Cancel Culture: A Critical Examination of its Impact on Mental Health
In the interconnected digital age, cancel culture has rapidly emerged as a potent force. While on the surface, it seems like a mechanism for holding individuals accountable for their actions, the deeper ramifications on mental health are increasingly making it a subject of concern. This article aims to shed light on the negative implications of cancel culture from a mental health perspective.
The Pressure of Public Scrutiny
Cancel culture often subjects individuals to intense public scrutiny, with their every action overly analyzed and interpreted. This degree of pressure can lead to heightened stress and anxiety. The fear of making a misstep and being ‘canceled’ can result in detrimental effects, such as constant self-monitoring, an increase in personal insecurities, and the development of social anxiety disorders.
Online Shaming and Self-Worth
Being ‘canceled’ or publicly shamed can significantly impact an individual’s self-worth and self-esteem. Excessive negative feedback and criticism can magnify feelings of guilt, shame, and worthlessness, which are known triggers for depressive disorders. Furthermore, the isolation and ostracism that often accompany ‘canceling’ can intensify these feelings and may lead to a sense of despair and loneliness.
The Impact of Anonymity
The anonymity of the internet often emboldens users to express their opinions more harshly than they would in person.
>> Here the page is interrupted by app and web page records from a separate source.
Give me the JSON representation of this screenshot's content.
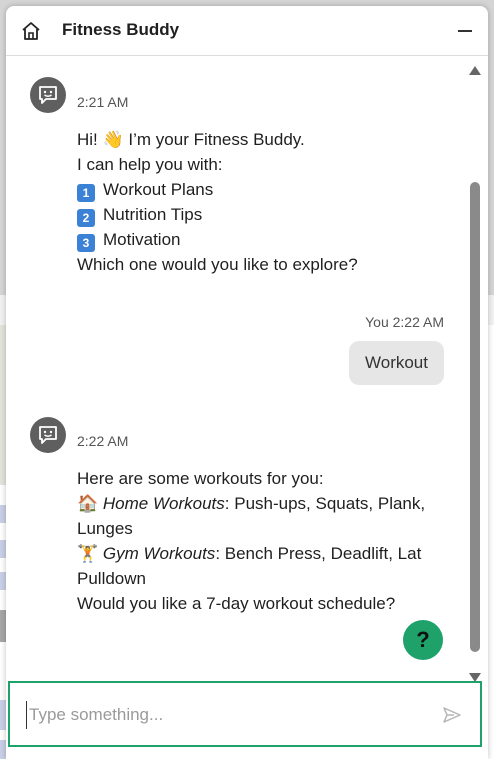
{
  "header": {
    "title": "Fitness Buddy",
    "home_icon": "home-icon",
    "minimize_icon": "minimize-icon"
  },
  "messages": [
    {
      "sender": "bot",
      "time": "2:21 AM",
      "lines": {
        "l1_pre": "Hi! ",
        "l1_emoji": "👋",
        "l1_post": " I’m your Fitness Buddy.",
        "l2": "I can help you with:",
        "opt1_num": "1",
        "opt1": "Workout Plans",
        "opt2_num": "2",
        "opt2": "Nutrition Tips",
        "opt3_num": "3",
        "opt3": "Motivation",
        "l6": "Which one would you like to explore?"
      }
    },
    {
      "sender": "user",
      "time": "You 2:22 AM",
      "text": "Workout"
    },
    {
      "sender": "bot",
      "time": "2:22 AM",
      "lines": {
        "l1": "Here are some workouts for you:",
        "home_emoji": "🏠",
        "home_label": "Home Workouts",
        "home_rest_a": ": Push-ups, Squats, Plank,",
        "home_rest_b": "Lunges",
        "gym_emoji": "🏋",
        "gym_label": "Gym Workouts",
        "gym_rest_a": ": Bench Press, Deadlift, Lat",
        "gym_rest_b": "Pulldown",
        "l_last": "Would you like a 7-day workout schedule?"
      }
    }
  ],
  "help_button": {
    "label": "?"
  },
  "composer": {
    "placeholder": "Type something...",
    "value": ""
  },
  "colors": {
    "accent": "#1ea26a",
    "avatar": "#5f5f5f",
    "user_bubble": "#e6e6e6"
  }
}
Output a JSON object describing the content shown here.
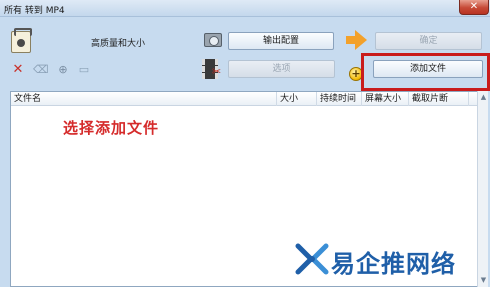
{
  "window": {
    "title": "所有 转到 MP4",
    "close_glyph": "✕"
  },
  "toolbar": {
    "quality_label": "高质量和大小",
    "output_config_label": "输出配置",
    "confirm_label": "确定",
    "options_label": "选项",
    "add_file_label": "添加文件",
    "add_glyph": "+",
    "scissors_glyph": "✂",
    "arrow_icon_color": "#f3a12a",
    "tools": {
      "delete_glyph": "✕",
      "clear_glyph": "⌫",
      "play_glyph": "⊕",
      "view_glyph": "▭"
    }
  },
  "highlight": {
    "color": "#c91c1c"
  },
  "file_table": {
    "columns": [
      "文件名",
      "大小",
      "持续时间",
      "屏幕大小",
      "截取片断"
    ],
    "hint": "选择添加文件"
  },
  "scrollbar": {
    "up_glyph": "▲",
    "down_glyph": "▼"
  },
  "watermark": {
    "text": "易企推网络",
    "logo_color": "#1f5fa8"
  }
}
This lack of moderation can expose the canceled individual to an overwhelming wave of negativity and hate. Scathing remarks and personal attacks can induce severe psychological distress and, in extreme cases, even result in trauma.
Inadequate Scope for Redemption
Cancel culture leaves little room for mistake acknowledgment and growth. The public rush to judgment and the ‘punishment’ meted out, often disproportionately severe in relation to the offense, provides minimal opportunities for redemption. This lack of forgiveness can perpetuate feelings of guilt and remorse, thereby consuming an individual’s thoughts and fostering a negative self-image, which is harmful to mental health.
Fostering a Toxic Digital Culture
Unbridled cancel culture can also nurture a toxic online atmosphere, contributing to collective stress and anxiety. The fear of backlash can stifle free expression and open conversation, dampening creativity, and promoting self-censorship. This repression is harmful to mental wellbeing and prevents open dialogue, an essential tool in furthering understanding and change.
Conclusion: Time for a Reassessment
The adverse mental health effects of cancel culture make it a worrying phenomenon that demands reassessment. Rather than partaking in public shaming and ostracism, there is a need to shift towards open conversation, education, and empathetic correction of mistakes. A more understanding approach would encourage personal growth, inclusivity, and a mentally healthier online environment for everyone. As global digital citizens, everyone has a role to play in fostering a balance between accountability, compassion, and learning in our digital interactions.